School Sisters of Notre Dame dance as part of an African prayer during the Assembly of the Whole in Kansas City, Kansas, in July 2022. (Julie A. Ferraro)
It's that time again.
With the coming of the new year, I'm switching hats from life as a Benedictine Oblate to the topic of communications and its importance to communities of women religious (and men, too).
I began writing fiction in 1973. During that five-decade span, I've learned the importance of telling a good story. When I branched out into journalism, those stories became even more important.
In the late 1990s, I expanded my communications skills into websites and then to various social media platforms. The importance of these communication technologies to ongoing generations cannot be discounted.
That's why — as a sort of New Year's resolution — I'm recommending that women's religious communities take a serious look at their websites.
The purpose of a website for any religious community, in my opinion, is threefold: attract vocations, lay associates (oblates, affiliates, or whatever term is used) and donors. That the information posted on the pages also keeps friends and relatives of current members current on activities is a definite plus.
The design of the pages themselves can be based on a template or an original configuration, and they may vary widely. They may be maintained in-house by the sisters, by a designated employee or outsourced to a firm specializing in websites.
That's why it always befuddles me when I pull up a community's website and find grammatical and typographical errors, broken links (links that don't go to the proper page), missing photos or graphics, or information that's out of date.
Not that I search for these problems deliberately, but I find them in the course of browsing the web.
In this era when women's communities face an uncertain future due to aging members and lack of incoming vocations, keeping current information on a website might not seem a priority.
But it is.
A woman — whether in her 20s or even 50s — in the early stages of discerning how God wishes her to be of service to those in need, used to turn to a book I found on my local library shelf many years ago. It contained listings of the communities, each with a photo of a member in the respective habit — from the basic to the elaborate — and contact information for inquirers.
Today, such a woman turns to the internet.
Imagine putting a term like "refugee advocate" or "monastic prayer" into a search engine. Clicking the link to a women's community, what if you found on the Current Events tab or Vocation page, only dates from two or three years ago — or, worse, nothing at all?
Most women's religious communities create publications on a yearly basis, or more frequently. Trying to find files from years earlier can be disheartening for someone curious about what the community has been doing recently.
The tendency in such instances might be for the woman searching for contacts to move on, reaching out to another community that has their website in good order.
It may sound sad, but it's the truth. The impression seekers get when a website features news from months prior is that the community either does little in the way of social outreach or places scant value on their communications.
Poor Clare Sisters process during a Eucharistic celebration at the Roswell, New Mexico, monastery in October 2016. (Julie A. Ferraro)
Of course, for the majority of communities of women religious, this lack of activity is not the case.
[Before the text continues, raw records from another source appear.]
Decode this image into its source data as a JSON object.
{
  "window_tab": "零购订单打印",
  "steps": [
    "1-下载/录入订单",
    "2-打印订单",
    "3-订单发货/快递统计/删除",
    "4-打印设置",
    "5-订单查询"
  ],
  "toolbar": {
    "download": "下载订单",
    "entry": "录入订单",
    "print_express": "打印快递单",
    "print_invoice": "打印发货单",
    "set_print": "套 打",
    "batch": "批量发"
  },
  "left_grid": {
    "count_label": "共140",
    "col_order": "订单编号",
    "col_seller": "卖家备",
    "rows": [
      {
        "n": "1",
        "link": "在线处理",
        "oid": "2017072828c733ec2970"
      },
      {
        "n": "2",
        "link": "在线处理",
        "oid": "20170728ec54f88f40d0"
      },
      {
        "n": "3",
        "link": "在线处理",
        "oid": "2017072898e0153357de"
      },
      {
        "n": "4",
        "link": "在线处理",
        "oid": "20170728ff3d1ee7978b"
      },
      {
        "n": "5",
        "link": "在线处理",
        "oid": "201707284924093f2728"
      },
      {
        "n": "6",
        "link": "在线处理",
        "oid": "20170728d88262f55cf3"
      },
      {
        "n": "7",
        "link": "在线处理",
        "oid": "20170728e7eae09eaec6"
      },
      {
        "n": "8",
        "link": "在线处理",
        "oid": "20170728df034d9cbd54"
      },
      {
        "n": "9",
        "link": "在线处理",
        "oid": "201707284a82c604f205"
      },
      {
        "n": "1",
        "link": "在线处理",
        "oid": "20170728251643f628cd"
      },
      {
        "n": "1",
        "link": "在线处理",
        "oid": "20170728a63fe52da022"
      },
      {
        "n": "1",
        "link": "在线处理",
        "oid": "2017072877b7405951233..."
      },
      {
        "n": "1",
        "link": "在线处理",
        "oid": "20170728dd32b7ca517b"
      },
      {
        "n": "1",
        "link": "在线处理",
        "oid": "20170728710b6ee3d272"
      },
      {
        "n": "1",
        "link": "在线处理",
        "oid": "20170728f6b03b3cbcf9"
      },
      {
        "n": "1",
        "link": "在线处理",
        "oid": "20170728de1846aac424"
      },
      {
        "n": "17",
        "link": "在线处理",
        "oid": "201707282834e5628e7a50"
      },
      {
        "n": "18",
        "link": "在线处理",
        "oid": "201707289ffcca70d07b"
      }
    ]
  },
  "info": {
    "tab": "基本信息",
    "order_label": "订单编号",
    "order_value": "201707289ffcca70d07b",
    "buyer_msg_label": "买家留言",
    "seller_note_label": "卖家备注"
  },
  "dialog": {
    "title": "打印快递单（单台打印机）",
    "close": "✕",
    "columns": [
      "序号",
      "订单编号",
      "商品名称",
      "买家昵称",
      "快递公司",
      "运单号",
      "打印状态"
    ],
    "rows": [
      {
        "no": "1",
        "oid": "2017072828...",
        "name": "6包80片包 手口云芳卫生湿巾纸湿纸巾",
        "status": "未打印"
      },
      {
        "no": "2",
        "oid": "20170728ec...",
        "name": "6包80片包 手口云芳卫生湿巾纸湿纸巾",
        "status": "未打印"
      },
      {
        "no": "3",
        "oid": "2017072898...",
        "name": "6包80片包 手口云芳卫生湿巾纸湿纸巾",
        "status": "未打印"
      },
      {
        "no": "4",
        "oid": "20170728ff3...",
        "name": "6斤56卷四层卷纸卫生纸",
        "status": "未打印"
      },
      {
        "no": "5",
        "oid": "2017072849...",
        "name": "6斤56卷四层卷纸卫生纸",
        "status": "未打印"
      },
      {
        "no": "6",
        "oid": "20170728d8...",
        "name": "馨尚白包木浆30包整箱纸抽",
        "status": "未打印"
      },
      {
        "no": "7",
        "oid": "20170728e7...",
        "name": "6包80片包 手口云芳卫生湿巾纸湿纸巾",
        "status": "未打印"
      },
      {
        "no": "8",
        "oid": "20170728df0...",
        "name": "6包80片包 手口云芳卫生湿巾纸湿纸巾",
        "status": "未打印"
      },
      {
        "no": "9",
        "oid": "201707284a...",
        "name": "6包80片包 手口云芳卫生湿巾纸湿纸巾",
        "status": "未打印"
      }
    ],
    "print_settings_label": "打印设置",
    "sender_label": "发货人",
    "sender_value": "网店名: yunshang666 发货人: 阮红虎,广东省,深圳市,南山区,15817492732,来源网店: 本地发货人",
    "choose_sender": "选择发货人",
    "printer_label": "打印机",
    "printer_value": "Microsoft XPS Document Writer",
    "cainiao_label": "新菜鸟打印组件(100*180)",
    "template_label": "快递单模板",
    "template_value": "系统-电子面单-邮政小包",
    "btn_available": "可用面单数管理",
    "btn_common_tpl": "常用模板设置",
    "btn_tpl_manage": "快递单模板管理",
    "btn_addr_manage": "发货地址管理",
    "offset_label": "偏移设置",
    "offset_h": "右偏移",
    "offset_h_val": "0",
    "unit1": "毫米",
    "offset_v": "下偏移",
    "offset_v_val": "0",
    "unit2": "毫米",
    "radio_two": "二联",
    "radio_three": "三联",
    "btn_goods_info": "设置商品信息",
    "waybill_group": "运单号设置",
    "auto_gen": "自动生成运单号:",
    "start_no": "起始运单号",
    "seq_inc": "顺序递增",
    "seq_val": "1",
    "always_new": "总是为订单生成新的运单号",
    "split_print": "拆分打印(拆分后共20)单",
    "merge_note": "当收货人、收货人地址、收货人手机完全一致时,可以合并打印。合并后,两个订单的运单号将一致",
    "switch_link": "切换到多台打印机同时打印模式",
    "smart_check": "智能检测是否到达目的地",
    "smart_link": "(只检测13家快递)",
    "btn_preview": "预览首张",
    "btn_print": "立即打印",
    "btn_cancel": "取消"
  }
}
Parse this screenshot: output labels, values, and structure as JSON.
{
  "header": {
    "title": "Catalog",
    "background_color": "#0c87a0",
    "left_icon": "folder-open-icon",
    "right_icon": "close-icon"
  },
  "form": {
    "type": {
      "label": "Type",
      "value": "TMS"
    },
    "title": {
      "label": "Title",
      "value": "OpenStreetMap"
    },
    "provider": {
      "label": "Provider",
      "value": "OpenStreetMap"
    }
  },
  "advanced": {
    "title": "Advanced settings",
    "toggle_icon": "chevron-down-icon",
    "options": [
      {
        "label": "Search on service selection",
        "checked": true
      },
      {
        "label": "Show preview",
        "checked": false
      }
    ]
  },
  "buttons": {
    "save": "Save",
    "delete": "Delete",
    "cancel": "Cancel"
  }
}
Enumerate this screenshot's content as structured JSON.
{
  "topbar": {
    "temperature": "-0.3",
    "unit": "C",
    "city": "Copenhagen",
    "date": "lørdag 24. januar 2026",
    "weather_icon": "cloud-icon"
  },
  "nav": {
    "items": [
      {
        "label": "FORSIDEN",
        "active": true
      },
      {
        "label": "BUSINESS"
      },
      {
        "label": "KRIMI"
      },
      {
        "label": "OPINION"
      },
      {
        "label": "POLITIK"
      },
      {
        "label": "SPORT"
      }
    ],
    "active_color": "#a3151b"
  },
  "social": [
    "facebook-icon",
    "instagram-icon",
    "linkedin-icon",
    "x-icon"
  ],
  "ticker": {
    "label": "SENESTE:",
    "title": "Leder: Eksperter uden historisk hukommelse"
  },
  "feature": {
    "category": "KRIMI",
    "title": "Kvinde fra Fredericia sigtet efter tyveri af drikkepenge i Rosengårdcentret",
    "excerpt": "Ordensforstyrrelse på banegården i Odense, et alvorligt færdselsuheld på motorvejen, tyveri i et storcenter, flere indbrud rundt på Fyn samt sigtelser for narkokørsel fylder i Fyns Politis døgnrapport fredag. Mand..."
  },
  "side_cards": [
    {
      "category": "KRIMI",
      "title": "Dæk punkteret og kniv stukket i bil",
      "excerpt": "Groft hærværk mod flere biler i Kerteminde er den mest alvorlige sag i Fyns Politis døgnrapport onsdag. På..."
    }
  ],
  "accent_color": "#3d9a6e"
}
But updating the website can fall by the wayside when other matters take precedence, such as providing adequate care for aging members or determining the future of the community's land and buildings.
With their numbers decreasing, women religious often are no longer able to focus on one particular ministry; many have two or three assigned duties that must be juggled, in addition to finding time for prayer. The rapid advancement of technology has left some struggling to catch up with their training — not just on the computer, but with phones or other devices.
There may be a list of reasons a website is left untended. There is a common belief that once the pages are set up and go live, there is no need to revisit them. For women religious, though, it's vital to keep visitors returning to the site, and that is accomplished by refreshing the information on a regular basis.
One method to ensure a website is engaging others: Ask associates or friends to look at the pages and offer their honest opinions. Sometimes laypeople have a different eye for details and can provide insights into what grabs a person and holds their interest.
With those suggestions in mind, women religious should dedicate at least a few hours a month — if not more — to making updates to the website. If a community employs a communications director, or assigns a sister to the task, a bit of oversight to be sure information is posted will only augment the process.
A further effort is required for those communities with a social media presence: daily posts reflecting on Scripture readings or saints' feasts are great. Resolve, for this new year, to post photos of "sisters in action" — faces of real sisters doing real tasks, whether it's baking brownies, planting flowers, washing windows, participating in a study group or class or welcoming guests to dinner.
Women discerning their vocation, donors, friends and relatives are drawn to a community when they see images of their activities captured spontaneously rather than posed. Such photos can also be uploaded to the website to convey the spirit of the community's charism.
A genuine smile, voices raised in song, a sister snuggling a kitten — no words can speak louder about the joy of such a life.
Please, sisters, as a kickoff to 2023, review your websites and social media, resolve to take the time to keep them up to date, and let them speak to the world of your love for your ministries.